[DATA FOR THE TASK Boundary: Start]
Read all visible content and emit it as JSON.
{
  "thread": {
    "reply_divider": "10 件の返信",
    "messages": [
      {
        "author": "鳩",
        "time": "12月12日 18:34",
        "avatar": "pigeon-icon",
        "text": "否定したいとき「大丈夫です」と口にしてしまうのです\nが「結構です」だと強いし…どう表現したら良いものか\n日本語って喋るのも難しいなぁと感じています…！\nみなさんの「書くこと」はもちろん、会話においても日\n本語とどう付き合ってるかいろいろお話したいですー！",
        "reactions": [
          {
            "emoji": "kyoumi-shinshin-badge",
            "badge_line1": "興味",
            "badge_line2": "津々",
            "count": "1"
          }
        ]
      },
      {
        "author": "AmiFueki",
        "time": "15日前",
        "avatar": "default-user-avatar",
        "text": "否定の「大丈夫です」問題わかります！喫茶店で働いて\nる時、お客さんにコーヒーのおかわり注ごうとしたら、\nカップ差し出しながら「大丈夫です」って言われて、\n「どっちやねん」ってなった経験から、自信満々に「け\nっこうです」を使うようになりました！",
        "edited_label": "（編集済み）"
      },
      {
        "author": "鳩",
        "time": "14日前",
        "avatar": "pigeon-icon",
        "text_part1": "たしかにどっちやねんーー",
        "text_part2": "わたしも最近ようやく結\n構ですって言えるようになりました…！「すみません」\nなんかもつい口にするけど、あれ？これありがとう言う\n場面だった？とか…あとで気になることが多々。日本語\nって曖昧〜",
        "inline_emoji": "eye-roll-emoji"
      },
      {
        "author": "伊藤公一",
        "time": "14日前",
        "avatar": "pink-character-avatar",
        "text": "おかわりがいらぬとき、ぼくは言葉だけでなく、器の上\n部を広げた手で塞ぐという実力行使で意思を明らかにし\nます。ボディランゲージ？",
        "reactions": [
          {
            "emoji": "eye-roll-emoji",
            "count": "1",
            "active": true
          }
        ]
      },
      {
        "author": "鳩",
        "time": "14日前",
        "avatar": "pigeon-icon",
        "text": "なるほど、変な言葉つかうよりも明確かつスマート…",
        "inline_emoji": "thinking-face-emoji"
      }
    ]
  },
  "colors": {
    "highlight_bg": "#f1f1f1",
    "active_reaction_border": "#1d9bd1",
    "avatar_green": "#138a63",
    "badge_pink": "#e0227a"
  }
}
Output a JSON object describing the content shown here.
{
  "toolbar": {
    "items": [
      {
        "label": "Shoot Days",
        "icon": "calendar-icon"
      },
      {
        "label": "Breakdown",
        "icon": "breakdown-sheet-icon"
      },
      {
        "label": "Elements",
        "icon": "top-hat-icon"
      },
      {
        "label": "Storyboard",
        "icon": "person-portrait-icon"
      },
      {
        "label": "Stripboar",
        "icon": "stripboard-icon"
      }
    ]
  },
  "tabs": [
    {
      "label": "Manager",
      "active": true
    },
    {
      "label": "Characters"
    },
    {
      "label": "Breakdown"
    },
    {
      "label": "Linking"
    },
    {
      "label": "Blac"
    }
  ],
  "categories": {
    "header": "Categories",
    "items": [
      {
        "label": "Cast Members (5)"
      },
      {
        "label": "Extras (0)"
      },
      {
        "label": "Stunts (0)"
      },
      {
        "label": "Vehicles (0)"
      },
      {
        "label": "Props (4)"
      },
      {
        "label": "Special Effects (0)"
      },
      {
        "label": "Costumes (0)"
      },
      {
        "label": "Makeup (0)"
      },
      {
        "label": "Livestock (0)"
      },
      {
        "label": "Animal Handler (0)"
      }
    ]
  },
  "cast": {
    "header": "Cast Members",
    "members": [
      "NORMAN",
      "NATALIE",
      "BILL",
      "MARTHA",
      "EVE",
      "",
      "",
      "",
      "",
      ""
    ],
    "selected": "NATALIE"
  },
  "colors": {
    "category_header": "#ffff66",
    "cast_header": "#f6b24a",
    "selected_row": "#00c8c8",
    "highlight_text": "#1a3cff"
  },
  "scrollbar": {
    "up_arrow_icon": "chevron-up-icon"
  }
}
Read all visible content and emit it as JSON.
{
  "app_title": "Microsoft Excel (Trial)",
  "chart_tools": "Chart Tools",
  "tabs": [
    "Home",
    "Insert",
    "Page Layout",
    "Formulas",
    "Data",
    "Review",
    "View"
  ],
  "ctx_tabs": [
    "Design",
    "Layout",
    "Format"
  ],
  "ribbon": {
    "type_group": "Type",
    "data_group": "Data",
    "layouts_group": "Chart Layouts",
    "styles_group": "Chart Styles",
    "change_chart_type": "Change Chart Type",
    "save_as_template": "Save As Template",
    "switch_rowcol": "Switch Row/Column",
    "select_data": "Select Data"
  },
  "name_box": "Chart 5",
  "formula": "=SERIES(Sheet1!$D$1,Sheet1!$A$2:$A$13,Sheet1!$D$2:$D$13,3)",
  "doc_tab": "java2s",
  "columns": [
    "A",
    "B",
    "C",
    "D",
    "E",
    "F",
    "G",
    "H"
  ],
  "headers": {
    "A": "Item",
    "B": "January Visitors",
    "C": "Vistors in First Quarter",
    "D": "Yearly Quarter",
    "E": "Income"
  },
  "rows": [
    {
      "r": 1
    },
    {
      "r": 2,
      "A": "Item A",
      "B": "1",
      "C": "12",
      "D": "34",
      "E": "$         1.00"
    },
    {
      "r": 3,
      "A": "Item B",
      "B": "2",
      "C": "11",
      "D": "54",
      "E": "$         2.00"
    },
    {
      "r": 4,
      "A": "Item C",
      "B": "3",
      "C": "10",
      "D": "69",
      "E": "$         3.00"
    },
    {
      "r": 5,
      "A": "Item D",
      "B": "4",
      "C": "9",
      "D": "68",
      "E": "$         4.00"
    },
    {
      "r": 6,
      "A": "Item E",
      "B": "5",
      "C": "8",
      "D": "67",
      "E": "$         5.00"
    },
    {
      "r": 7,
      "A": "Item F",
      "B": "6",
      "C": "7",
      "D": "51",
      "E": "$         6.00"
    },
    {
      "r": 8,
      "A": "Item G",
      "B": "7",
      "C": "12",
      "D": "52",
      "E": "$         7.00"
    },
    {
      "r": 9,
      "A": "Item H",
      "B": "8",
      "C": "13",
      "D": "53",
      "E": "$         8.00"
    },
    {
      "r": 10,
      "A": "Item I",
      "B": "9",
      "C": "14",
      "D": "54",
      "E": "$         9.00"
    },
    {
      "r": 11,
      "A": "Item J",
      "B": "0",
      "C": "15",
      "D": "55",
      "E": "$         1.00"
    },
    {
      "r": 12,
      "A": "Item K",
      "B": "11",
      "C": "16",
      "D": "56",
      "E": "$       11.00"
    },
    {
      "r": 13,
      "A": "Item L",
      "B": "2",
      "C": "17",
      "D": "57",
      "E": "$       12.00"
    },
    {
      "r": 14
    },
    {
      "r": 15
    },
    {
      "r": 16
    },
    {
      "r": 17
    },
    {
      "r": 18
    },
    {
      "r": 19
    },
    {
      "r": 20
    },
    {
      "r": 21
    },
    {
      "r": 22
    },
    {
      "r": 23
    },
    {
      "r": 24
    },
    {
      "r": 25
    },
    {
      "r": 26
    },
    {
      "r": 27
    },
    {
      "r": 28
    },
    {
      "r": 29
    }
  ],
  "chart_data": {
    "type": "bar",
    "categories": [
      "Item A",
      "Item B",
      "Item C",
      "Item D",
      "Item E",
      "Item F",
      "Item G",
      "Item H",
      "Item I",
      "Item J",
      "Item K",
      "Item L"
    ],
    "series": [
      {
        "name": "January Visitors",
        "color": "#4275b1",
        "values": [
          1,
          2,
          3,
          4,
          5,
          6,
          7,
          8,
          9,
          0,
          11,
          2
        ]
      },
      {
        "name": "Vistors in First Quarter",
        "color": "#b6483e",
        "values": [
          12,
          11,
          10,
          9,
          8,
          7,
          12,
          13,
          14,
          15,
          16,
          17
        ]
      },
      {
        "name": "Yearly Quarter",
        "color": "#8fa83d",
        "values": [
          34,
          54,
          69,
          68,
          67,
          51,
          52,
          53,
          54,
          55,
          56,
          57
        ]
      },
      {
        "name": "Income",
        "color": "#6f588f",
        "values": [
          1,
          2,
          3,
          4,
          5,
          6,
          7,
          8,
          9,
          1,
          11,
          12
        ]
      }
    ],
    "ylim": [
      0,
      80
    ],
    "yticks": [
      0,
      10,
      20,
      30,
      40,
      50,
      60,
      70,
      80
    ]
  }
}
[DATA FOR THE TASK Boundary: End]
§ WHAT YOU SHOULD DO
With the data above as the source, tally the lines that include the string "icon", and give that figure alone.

§ REPLY
9